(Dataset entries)
▬▬▬▬▬▬▬▬▬▬
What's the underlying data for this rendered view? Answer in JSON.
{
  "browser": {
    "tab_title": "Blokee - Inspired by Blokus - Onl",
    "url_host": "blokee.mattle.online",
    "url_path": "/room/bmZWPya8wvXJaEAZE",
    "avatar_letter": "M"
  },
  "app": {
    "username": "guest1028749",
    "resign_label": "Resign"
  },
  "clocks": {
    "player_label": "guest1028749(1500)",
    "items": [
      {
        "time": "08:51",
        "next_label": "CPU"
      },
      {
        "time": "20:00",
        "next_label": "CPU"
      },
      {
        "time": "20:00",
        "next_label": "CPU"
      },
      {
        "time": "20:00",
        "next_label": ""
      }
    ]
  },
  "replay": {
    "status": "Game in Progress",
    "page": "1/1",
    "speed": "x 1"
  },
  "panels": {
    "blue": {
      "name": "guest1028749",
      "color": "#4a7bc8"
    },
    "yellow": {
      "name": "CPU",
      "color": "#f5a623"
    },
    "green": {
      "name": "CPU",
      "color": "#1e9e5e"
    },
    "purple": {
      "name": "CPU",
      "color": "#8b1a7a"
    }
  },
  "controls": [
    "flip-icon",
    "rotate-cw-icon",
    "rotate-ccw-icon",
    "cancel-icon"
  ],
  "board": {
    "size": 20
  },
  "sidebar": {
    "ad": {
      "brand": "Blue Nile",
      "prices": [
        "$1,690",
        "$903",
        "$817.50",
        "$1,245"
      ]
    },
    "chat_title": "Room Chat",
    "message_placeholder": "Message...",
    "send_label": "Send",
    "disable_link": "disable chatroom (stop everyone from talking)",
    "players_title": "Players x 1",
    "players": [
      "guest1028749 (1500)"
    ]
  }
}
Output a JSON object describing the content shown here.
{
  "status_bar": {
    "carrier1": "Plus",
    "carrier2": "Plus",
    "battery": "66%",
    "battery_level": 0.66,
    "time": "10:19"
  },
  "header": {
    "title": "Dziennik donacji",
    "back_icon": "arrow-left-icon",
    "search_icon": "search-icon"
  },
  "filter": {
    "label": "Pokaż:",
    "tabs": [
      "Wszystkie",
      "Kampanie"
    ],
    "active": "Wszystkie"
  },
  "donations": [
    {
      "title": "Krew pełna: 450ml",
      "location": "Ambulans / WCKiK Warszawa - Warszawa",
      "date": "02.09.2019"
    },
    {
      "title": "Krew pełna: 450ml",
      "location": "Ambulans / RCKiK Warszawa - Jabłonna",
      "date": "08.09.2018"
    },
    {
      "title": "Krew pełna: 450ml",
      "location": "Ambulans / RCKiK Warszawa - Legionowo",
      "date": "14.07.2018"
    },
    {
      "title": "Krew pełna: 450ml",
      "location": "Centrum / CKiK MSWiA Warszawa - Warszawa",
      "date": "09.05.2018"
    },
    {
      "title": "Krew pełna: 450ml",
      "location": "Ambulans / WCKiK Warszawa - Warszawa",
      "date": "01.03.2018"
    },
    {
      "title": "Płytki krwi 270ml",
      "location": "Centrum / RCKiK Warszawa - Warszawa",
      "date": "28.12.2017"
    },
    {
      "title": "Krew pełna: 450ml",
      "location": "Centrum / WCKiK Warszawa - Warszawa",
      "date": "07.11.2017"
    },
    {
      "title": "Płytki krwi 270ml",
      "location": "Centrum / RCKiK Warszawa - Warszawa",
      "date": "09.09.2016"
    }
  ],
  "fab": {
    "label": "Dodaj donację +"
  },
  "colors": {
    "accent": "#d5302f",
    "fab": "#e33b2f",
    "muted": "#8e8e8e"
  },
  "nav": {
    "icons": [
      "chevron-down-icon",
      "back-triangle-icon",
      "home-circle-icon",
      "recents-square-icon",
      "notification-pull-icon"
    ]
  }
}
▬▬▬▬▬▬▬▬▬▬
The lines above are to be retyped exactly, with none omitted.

> **Finished exercise**:
What's the underlying data for this rendered view? Answer in JSON.
{
  "browser": {
    "tab_title": "Blokee - Inspired by Blokus - Onl",
    "url_host": "blokee.mattle.online",
    "url_path": "/room/bmZWPya8wvXJaEAZE",
    "avatar_letter": "M"
  },
  "app": {
    "username": "guest1028749",
    "resign_label": "Resign"
  },
  "clocks": {
    "player_label": "guest1028749(1500)",
    "items": [
      {
        "time": "08:51",
        "next_label": "CPU"
      },
      {
        "time": "20:00",
        "next_label": "CPU"
      },
      {
        "time": "20:00",
        "next_label": "CPU"
      },
      {
        "time": "20:00",
        "next_label": ""
      }
    ]
  },
  "replay": {
    "status": "Game in Progress",
    "page": "1/1",
    "speed": "x 1"
  },
  "panels": {
    "blue": {
      "name": "guest1028749",
      "color": "#4a7bc8"
    },
    "yellow": {
      "name": "CPU",
      "color": "#f5a623"
    },
    "green": {
      "name": "CPU",
      "color": "#1e9e5e"
    },
    "purple": {
      "name": "CPU",
      "color": "#8b1a7a"
    }
  },
  "controls": [
    "flip-icon",
    "rotate-cw-icon",
    "rotate-ccw-icon",
    "cancel-icon"
  ],
  "board": {
    "size": 20
  },
  "sidebar": {
    "ad": {
      "brand": "Blue Nile",
      "prices": [
        "$1,690",
        "$903",
        "$817.50",
        "$1,245"
      ]
    },
    "chat_title": "Room Chat",
    "message_placeholder": "Message...",
    "send_label": "Send",
    "disable_link": "disable chatroom (stop everyone from talking)",
    "players_title": "Players x 1",
    "players": [
      "guest1028749 (1500)"
    ]
  }
}
Output a JSON object describing the content shown here.
{
  "status_bar": {
    "carrier1": "Plus",
    "carrier2": "Plus",
    "battery": "66%",
    "battery_level": 0.66,
    "time": "10:19"
  },
  "header": {
    "title": "Dziennik donacji",
    "back_icon": "arrow-left-icon",
    "search_icon": "search-icon"
  },
  "filter": {
    "label": "Pokaż:",
    "tabs": [
      "Wszystkie",
      "Kampanie"
    ],
    "active": "Wszystkie"
  },
  "donations": [
    {
      "title": "Krew pełna: 450ml",
      "location": "Ambulans / WCKiK Warszawa - Warszawa",
      "date": "02.09.2019"
    },
    {
      "title": "Krew pełna: 450ml",
      "location": "Ambulans / RCKiK Warszawa - Jabłonna",
      "date": "08.09.2018"
    },
    {
      "title": "Krew pełna: 450ml",
      "location": "Ambulans / RCKiK Warszawa - Legionowo",
      "date": "14.07.2018"
    },
    {
      "title": "Krew pełna: 450ml",
      "location": "Centrum / CKiK MSWiA Warszawa - Warszawa",
      "date": "09.05.2018"
    },
    {
      "title": "Krew pełna: 450ml",
      "location": "Ambulans / WCKiK Warszawa - Warszawa",
      "date": "01.03.2018"
    },
    {
      "title": "Płytki krwi 270ml",
      "location": "Centrum / RCKiK Warszawa - Warszawa",
      "date": "28.12.2017"
    },
    {
      "title": "Krew pełna: 450ml",
      "location": "Centrum / WCKiK Warszawa - Warszawa",
      "date": "07.11.2017"
    },
    {
      "title": "Płytki krwi 270ml",
      "location": "Centrum / RCKiK Warszawa - Warszawa",
      "date": "09.09.2016"
    }
  ],
  "fab": {
    "label": "Dodaj donację +"
  },
  "colors": {
    "accent": "#d5302f",
    "fab": "#e33b2f",
    "muted": "#8e8e8e"
  },
  "nav": {
    "icons": [
      "chevron-down-icon",
      "back-triangle-icon",
      "home-circle-icon",
      "recents-square-icon",
      "notification-pull-icon"
    ]
  }
}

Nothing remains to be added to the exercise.